DARPA tries to know when to hold 'em
New tools for detecting insider threats could take a lesson from poker players
- By Henry Kenyon
- Sep 01, 2010
The Defense Advanced Research Projects Agency wants to make it harder for spies or informers in an organization to leak data to the outside world. The goal of the Cyber Insider Threat (CINDER) program is to develop new technologies and techniques to detect ongoing activities in government and military networks.
In the wake of recent data breaches, such as the WikiLeaks incident, the Defense Department has become very concerned about keeping its operational information within its firewalls. DARPA’s broad agency announcement for the CINDER program asks potential applicants to design solutions with the assumption that “most systems and networks have already been compromised by various types and classes of adversaries.”
The announcement notes that what sets insider threats apart from other types of attacks is the use of normal, day-to-day activities to collect data. To detect insiders, DARPA is asking interested organizations to develop algorithms that can spot "tells" — a term derived from poker that describes a tic or trait that a player unknowingly displays when bluffing. For example, a keen-eyed poker player might notice that a particular opponent always taps his finger on his knee when playing a poor hand. The next time he does it, that "tell" signals that he's holding a weak hand and trying to bluff. On the other hand, if he's betting aggressively and not tapping his knee, it probably means he's confident that he's got some strong cards.
The algorithms would look for signs that an employee or service member might be gathering data in an unauthorized manner.
CINDER does not focus on intrusion detection but on normal, everyday activities within government firewalls to expose hidden operations and systems. According to DARPA, CINDER is a three-phase program. The announcement covers Phase I and seeks to establish a fundamental understanding of different types of adversary missions and the techniques and approaches for identifying them as part of an insider threat. Phase II will create a system able to detect multiple enemy missions within a network, and Phase III will scale Phase II to a real-world network environment.

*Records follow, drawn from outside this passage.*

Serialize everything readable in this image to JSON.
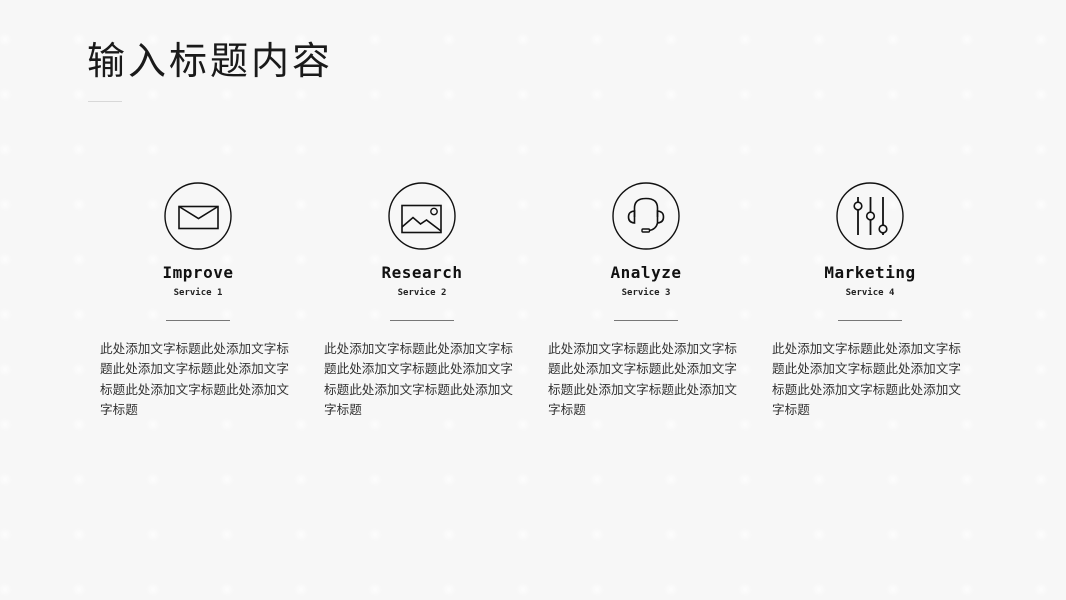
{
  "page": {
    "title": "输入标题内容"
  },
  "services": [
    {
      "icon": "mail-icon",
      "name": "Improve",
      "subtitle": "Service 1",
      "description": "此处添加文字标题此处添加文字标题此处添加文字标题此处添加文字标题此处添加文字标题此处添加文字标题"
    },
    {
      "icon": "image-icon",
      "name": "Research",
      "subtitle": "Service 2",
      "description": "此处添加文字标题此处添加文字标题此处添加文字标题此处添加文字标题此处添加文字标题此处添加文字标题"
    },
    {
      "icon": "headset-icon",
      "name": "Analyze",
      "subtitle": "Service 3",
      "description": "此处添加文字标题此处添加文字标题此处添加文字标题此处添加文字标题此处添加文字标题此处添加文字标题"
    },
    {
      "icon": "sliders-icon",
      "name": "Marketing",
      "subtitle": "Service 4",
      "description": "此处添加文字标题此处添加文字标题此处添加文字标题此处添加文字标题此处添加文字标题此处添加文字标题"
    }
  ]
}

Because individual activities can potentially create a torrent of false positives, the announcement specifies that organizations develop systems to identify specific types of cyber missions and the tells that an agent would make to gather data and take it out of the network.
Henry Kenyon is a contributing writer for Defense Systems.